A File System For Mobile Computing

Carl Downing Tait

Columbia University, USA
August 1993

Distributed file systems are a fundamental structure of distributed computing, and much attention has been focused on their design. But one important new design point has not yet been explored thoroughly: how to support mobile clients. Portable workstations are becoming increasingly common, and people who use these machines should not be forced to accept inferior performance or usability. This dissertation argues that two ideas - efficient variable-consistency replication and intelligent file prefetching - lead to a file system that supports mobile clients particularly well. Algorithms, implementations, and analyses are presented to support this assertion.

Disconnected Operation in a Distributed File System

James J. Kistler

Carnegie Mellon University, PA, USA
May 1993

Disconnected operation refers to the ability of a distributed system client to operate despite server inaccessibility by emulating services locally. The capability to operate disconnected is already valuable in many systems, and its importance is growing with two major trends: the increasing scale of distributed systems, and the proliferation of powerful mobile computers. The former makes clients vulnerable to more frequent and less controllable system failures, and the latter introduces an important class of clients which are disconnected frequently and for long durations -- often as a matter of choice.

This dissertation shows that it is practical to support disconnected operation for a fundamental system service: general purpose file management. It describes the architecture, implementation, and evaluation of disconnected file service in the Coda file system. The architecture is centered on the idea that the disconnected service agent should be one and the same with the client cache manager. The Coda cache manager prepares for disconnection by pre-fetching and hoarding copies of critical files; while disconnected it logs all update activity and otherwise emulates server behavior; upon reconnection it reintegrates by sending its log to the server for replay. This design achieves the goal of high data availability -- users can access many of their files while disconnected, but it does not sacrifice the other positive properties of contemporary distributed file systems: scalability, performance, security, and transparency.

The system has been seriously used by more than twenty people over the course of two years. Both stationary and mobile workstations have been employed as clients, and disconnections have ranged up to about ten days in length. Usage experience has been extremely positive. The hoarding strategy has sufficed to avoid most disconnected cache misses, and partitioned data sharing has been rare enough to cause very few reintegration failures. Measurements and simulation results indicate that disconnected operation in Coda should be equally transparent and successful at much larger scale.

The main contributions of the thesis work and this dissertation are the following: a new, client-based approach to data availability that exploits existing system structure and has special significance for mobile computers; an implementation of the approach of sufficient robustness that it has been put to real use; and analysis which sheds further light on the scope and applicability of the approach.

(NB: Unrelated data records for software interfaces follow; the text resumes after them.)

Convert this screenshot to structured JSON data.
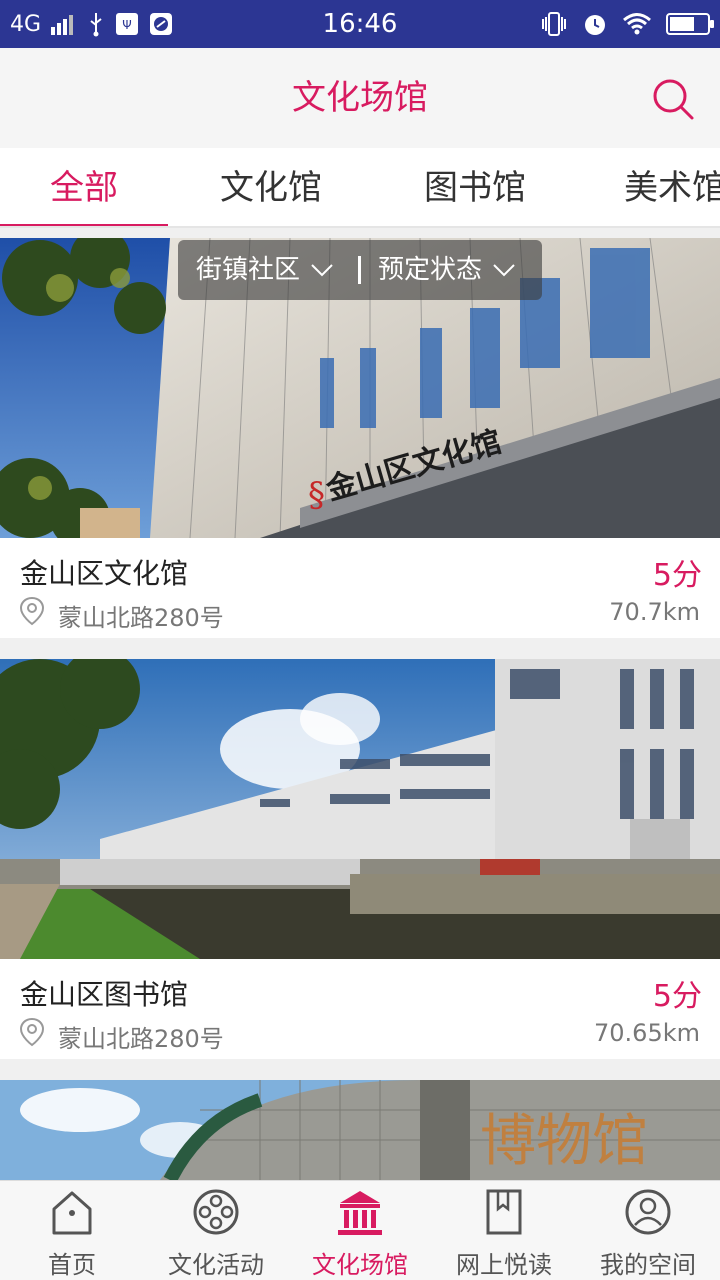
{
  "status_bar": {
    "network": "4G",
    "time": "16:46"
  },
  "header": {
    "title": "文化场馆"
  },
  "tabs": [
    {
      "label": "全部",
      "active": true
    },
    {
      "label": "文化馆",
      "active": false
    },
    {
      "label": "图书馆",
      "active": false
    },
    {
      "label": "美术馆",
      "active": false
    }
  ],
  "filters": [
    {
      "label": "街镇社区"
    },
    {
      "label": "预定状态"
    }
  ],
  "venues": [
    {
      "name": "金山区文化馆",
      "score": "5分",
      "address": "蒙山北路280号",
      "distance": "70.7km",
      "sign": "金山区文化馆"
    },
    {
      "name": "金山区图书馆",
      "score": "5分",
      "address": "蒙山北路280号",
      "distance": "70.65km"
    },
    {
      "name": "",
      "score": "",
      "address": "",
      "distance": "",
      "sign": "博物馆"
    }
  ],
  "bottom_nav": [
    {
      "label": "首页",
      "icon": "home-icon",
      "active": false
    },
    {
      "label": "文化活动",
      "icon": "film-reel-icon",
      "active": false
    },
    {
      "label": "文化场馆",
      "icon": "museum-icon",
      "active": true
    },
    {
      "label": "网上悦读",
      "icon": "book-icon",
      "active": false
    },
    {
      "label": "我的空间",
      "icon": "user-icon",
      "active": false
    }
  ],
  "colors": {
    "accent": "#d81b60",
    "status_bar": "#2c3693"
  }
}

The ACM Special Interest Group on Mobility of Systems, Users, Data and Computing